Installing Drywall on CeilingDEAR VAN: Bookshelf girts for insulation (e.g. Commercial Girts) is a quick and easy way to create a deep insulation cavity as well as providing the framing for your interior GWB (Gypsum Wall Board). You will want to confirm your new post frame building frame is stiff enough to prevent undue deflection from cracking the GWB joints.

Learn more about commercial girts here: https://www.hansenpolebuildings.com/2011/09/commercial-girts-what-are-they/.

DEAR POLE BARN GURU: I have property in an area that floods from time to time. For example, can a monitor barn (approx. 25×50). with side sheds be built. The idea I have is the side sheds serving as porches and under the barn would be a drive through area. there is already a modular home built in the area that is elevated about 4 ft. off the ground and they have had no problem . Thanks, MIKE in MOLINA

DEAR MIKE: You can build any sort of post frame building on your site which will be allowable under the limitations of your Planning Department. As to dealing with the flood issues, you should have your property elevations determined by a surveyor, and the site where the building will be constructed can then be built up so the floor will be above the flood plain level.

 

DEAR POLE BARN GURU: I recently purchased several 4’x50′ reflectix double bubble foil rolls. I’ve put up a brand new 30×56 post frame metal building and was going to use this product to keep the metal roof and walls from condensating not to mention I was hoping it would help keep some heat in during the winter and heat out during the summer until I truly insulate the inside. My question is, for ease of installation on my metal roof panels, is it acceptable to put the foil on the underside of the 2×6 roof joists instead of sandwiching it between the roof joists and metal? There will be no roof venting due to leaving the trusses and attic space exposed. My only real concern is that it could condensate worse installing it this way. Also I will not be continually heating the building. Only on occasion with a propane heater while I’m working. I’m not real savvy when it comes to insulation and condensation control so any advice would be appreciated. Thanks in advance! Brandon

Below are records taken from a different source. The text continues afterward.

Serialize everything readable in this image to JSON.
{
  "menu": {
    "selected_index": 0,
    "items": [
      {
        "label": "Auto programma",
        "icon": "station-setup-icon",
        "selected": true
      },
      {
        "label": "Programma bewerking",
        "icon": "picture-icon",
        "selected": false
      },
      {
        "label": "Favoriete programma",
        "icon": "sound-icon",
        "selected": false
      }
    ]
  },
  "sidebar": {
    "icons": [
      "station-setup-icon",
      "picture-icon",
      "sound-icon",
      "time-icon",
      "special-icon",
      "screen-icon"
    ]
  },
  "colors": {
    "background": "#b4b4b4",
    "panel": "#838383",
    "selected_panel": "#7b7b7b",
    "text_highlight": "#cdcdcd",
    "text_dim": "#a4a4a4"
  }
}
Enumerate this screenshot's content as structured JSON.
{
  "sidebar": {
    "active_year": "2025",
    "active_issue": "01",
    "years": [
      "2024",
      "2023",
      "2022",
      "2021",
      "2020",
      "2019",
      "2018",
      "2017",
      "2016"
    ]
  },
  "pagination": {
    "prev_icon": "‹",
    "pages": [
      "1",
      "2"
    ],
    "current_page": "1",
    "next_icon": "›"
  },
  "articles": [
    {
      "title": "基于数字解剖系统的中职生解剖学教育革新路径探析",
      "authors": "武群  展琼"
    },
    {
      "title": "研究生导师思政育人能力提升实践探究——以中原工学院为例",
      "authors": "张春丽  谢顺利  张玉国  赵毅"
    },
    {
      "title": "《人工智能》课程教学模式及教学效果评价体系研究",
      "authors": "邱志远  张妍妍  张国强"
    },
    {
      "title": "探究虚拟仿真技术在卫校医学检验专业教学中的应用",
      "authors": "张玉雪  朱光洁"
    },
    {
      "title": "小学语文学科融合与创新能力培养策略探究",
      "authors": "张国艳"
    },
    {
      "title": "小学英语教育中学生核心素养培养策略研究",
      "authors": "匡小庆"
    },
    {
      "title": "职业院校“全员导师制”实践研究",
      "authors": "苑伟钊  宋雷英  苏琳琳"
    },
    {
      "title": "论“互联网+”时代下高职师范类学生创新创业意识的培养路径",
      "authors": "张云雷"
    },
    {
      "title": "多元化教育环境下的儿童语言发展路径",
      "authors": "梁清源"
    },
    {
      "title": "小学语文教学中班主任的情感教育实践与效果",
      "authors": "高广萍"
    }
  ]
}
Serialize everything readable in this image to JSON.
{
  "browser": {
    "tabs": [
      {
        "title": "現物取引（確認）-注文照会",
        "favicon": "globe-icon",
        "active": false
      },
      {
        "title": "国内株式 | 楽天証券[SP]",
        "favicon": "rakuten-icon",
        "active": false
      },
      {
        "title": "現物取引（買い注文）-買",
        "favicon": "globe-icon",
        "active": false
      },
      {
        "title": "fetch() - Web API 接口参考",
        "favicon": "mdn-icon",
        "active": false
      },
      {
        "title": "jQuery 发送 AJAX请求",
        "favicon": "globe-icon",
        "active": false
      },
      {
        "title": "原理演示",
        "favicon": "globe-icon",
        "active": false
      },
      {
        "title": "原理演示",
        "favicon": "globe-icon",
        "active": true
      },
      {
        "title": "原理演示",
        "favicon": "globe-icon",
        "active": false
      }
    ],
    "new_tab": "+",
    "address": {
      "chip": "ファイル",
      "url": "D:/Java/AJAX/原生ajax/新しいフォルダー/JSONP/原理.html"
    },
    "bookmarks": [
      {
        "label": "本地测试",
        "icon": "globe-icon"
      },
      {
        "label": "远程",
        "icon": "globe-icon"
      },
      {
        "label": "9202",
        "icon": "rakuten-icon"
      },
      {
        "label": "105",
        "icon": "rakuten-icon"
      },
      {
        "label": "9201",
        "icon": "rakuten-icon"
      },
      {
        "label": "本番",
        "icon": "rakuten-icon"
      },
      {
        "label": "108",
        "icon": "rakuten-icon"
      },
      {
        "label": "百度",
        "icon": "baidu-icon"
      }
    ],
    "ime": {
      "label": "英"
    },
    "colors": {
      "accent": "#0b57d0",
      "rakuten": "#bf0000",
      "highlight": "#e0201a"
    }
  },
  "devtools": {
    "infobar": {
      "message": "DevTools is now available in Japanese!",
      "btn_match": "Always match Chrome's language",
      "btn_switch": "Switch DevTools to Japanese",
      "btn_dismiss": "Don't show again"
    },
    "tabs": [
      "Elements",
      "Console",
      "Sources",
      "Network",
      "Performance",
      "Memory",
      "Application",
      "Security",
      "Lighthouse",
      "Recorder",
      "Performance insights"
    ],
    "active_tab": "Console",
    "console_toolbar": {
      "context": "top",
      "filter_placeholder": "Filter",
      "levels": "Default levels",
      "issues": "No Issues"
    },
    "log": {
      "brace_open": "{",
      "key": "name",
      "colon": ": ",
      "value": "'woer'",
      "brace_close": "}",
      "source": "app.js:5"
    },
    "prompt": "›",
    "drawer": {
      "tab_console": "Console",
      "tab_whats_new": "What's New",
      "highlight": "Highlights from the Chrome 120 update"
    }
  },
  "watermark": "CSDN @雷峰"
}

DEAR BRANDON: While it would be easy to install the steel roofing without having to place the reflective radiant barrier between the roof purlins and the roof steel, it is going to be the easiest method to limit condensation issues, given the product you have invested in. Hopefully you have gotten the double bubble with a tab along one side and an adhesive pull strip, otherwise you will have to tape all of the seams as you work your way along the roof.

Could you place it on the underside of the purlins? Yes, however in order to work as an effective condensation control, it has to be absolutely tightly sealed against any protruding framing members. Remember the time you saved on installing the roof steel? You just ate it all up.

If you have not yet ordered your steel roofing you could resell the reflective radiant barrier online and order steel with I.C.C. (Integral Condensation Control) attached (see the article and video here: https://www.hansenpolebuildings.com/2017/03/integral-condensation-control/).